Spain’s 1982 World Cup campaign had begun poorly with a 2-1 defeat to a strong Belgian side, but the Spanish had bounced back to defeat a determined Ireland 2-0 in their next match. With a formation that was both attacking and possession-heavy, but also defensively sound, the Spanish were expected to be a genuine threat to any team that faced them. In terms of tactics, the Spanish used man marking throughout their defensive phase in order to allow their players to press any ball-carrier aggressively and prevent any build-up play. Although the Spanish conceded an early goal, they played an excellent match overall. The 4-3-3 formation was very common at the time, and is still used in modern football. While the Spanish attack was not overly impressive in this match, the Spanish defense was excellent. Unlike the Italian side, the Spanish played a very organized and structured defensive phase, with every player having a clear role in the team’s defensive setup. While the Italian side had a few talented players, the Spanish side was a very balanced and well-organized group of players.

Key Players and their roles on the day

Gonzalo G. Higuain - Higuain was the primary goal scorer for Spain, as he had been throughout his entire career. The Argentine-born Spanish striker was a powerful and effective goalscorer and was given a free role in the Spanish attack, meaning he could roam around the pitch in the Spanish half of the field as he saw fit. Higuain was the focal point of the Spanish attack and had a lot of freedom in this match to move around and make runs into different areas.

Sergio G. Lopez - Sergio Lopez was the heartbeat of the Spanish side. A defensive midfielder with a lot of energy, aggression, and determination to win football matches, Lopez was the primary ball-winner for Spain. He would move up the pitch and mark the Italian playmaker and was an important part of the Spanish tactics.

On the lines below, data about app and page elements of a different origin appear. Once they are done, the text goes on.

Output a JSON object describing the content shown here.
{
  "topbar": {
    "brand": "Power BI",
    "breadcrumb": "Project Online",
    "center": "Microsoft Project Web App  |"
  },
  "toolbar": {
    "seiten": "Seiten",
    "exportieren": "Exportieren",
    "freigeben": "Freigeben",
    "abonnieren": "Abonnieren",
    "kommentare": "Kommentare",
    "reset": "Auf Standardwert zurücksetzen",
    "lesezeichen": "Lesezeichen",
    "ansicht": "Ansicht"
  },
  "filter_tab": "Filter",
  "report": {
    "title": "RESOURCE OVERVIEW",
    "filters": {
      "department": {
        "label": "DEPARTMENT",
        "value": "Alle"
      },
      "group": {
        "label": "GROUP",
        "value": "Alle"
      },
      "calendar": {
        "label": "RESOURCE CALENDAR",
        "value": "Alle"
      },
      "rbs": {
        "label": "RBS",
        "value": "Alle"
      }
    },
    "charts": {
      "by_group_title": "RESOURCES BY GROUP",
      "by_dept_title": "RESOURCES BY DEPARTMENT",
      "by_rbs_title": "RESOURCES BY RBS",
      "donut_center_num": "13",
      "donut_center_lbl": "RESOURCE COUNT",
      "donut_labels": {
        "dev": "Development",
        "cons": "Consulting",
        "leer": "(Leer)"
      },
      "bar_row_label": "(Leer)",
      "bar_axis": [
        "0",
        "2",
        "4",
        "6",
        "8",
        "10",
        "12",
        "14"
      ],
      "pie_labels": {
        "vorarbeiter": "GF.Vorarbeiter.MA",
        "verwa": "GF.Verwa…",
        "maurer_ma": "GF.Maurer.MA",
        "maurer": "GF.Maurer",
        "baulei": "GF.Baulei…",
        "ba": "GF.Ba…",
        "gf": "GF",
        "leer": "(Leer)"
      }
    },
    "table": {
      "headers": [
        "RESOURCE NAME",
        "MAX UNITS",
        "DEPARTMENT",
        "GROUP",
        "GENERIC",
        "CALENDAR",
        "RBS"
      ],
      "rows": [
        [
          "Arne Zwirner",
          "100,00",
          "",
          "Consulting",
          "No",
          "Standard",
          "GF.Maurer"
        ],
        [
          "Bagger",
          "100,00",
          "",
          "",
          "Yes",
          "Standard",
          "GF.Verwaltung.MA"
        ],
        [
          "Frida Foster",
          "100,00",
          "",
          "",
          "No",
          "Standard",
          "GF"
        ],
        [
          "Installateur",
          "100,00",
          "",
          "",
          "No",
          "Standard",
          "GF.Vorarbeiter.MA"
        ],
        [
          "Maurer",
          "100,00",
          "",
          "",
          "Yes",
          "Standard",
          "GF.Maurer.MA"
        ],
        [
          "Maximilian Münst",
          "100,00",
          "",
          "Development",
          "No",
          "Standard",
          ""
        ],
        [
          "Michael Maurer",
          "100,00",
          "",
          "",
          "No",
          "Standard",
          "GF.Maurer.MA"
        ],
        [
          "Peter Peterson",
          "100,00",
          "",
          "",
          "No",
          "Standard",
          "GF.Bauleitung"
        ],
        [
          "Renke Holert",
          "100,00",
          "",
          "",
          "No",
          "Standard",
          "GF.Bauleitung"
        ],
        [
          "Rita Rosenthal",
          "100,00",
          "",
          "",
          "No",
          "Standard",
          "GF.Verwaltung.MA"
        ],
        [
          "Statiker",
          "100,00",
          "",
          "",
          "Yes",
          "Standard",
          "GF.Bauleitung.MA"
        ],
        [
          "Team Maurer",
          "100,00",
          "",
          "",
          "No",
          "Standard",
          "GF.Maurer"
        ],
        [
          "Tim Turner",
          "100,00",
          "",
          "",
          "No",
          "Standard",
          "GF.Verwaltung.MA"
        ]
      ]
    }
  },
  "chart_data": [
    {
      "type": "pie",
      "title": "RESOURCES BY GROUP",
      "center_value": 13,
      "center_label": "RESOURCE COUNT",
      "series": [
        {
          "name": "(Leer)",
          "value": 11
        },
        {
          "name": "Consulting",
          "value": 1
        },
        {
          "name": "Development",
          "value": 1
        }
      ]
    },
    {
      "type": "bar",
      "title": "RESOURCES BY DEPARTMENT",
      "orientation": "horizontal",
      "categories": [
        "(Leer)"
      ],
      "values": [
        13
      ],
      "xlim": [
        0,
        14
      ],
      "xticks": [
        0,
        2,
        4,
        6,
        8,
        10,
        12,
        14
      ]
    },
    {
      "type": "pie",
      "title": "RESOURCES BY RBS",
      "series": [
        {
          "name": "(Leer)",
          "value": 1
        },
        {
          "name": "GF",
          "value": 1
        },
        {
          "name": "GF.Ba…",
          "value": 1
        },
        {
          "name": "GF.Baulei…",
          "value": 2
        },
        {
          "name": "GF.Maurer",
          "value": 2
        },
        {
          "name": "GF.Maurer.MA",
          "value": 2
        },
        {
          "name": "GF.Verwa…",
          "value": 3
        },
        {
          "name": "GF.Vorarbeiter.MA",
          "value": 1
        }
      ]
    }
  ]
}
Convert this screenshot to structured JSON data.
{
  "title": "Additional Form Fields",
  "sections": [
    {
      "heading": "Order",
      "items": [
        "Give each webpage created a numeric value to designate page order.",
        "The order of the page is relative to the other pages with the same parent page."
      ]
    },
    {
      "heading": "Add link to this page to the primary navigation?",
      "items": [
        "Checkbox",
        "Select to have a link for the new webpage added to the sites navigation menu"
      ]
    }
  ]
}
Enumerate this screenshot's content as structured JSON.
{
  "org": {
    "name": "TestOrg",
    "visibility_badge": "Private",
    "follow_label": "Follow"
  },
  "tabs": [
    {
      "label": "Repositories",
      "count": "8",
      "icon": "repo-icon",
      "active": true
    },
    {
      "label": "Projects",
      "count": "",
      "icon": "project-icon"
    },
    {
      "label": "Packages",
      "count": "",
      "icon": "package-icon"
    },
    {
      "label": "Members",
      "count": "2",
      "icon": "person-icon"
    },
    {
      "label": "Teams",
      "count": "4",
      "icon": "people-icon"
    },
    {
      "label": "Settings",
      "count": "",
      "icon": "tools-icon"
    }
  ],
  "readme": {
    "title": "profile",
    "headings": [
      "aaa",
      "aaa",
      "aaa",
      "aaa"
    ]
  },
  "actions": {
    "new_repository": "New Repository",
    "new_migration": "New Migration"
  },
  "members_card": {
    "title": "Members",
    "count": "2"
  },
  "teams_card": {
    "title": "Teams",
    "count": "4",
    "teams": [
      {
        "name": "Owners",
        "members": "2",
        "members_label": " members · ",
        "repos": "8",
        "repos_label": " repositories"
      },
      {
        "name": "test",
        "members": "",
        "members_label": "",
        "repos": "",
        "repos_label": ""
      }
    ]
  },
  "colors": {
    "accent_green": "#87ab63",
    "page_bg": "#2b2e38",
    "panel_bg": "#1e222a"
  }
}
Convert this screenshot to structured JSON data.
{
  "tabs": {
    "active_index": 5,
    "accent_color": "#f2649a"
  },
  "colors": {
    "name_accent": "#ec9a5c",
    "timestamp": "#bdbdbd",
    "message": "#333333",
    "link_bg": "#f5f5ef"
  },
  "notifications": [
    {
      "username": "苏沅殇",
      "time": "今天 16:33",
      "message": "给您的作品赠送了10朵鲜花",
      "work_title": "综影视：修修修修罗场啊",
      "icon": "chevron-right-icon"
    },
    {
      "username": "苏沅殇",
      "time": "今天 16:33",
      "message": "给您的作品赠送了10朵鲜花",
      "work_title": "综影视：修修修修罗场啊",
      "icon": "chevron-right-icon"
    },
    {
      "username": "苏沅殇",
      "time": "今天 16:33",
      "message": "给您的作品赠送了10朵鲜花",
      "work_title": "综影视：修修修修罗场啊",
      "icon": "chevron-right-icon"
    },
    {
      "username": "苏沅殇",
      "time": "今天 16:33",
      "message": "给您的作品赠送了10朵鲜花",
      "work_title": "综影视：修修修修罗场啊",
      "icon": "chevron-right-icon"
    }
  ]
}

Giancarlo Maldini - Maldini was the Italian captain, a central defender, and one of the best defenders of his generation. He was given the man-marking job on Spain’s primary goal threat, Higuain, and was expected to stop Higuain from scoring any goals. Maldini was a clear and obvious choice as a key player in this match, as his defensive abilities, experience and concentration had a major impact on the Italian side.

Giuseppe “Gipo” Di Giovanno - The Italian playmaker, Di Giovanno, was a creative and technically skilled midfielder who was expected to create scoring opportunities for his team. He was a creative and skilled player, who had a key role in this match as he was supposed to create chances and control the tempo of the game when in possession.


The 1982 World Cup semi-final match between Spain and Italy was a fascinating tactical battle between two well-organized and balanced sides. Both teams had their merits and both were able to create and score goals, but it was Spain who came out on top and advanced to the final of the tournament. This was a well-fought match, and very memorable.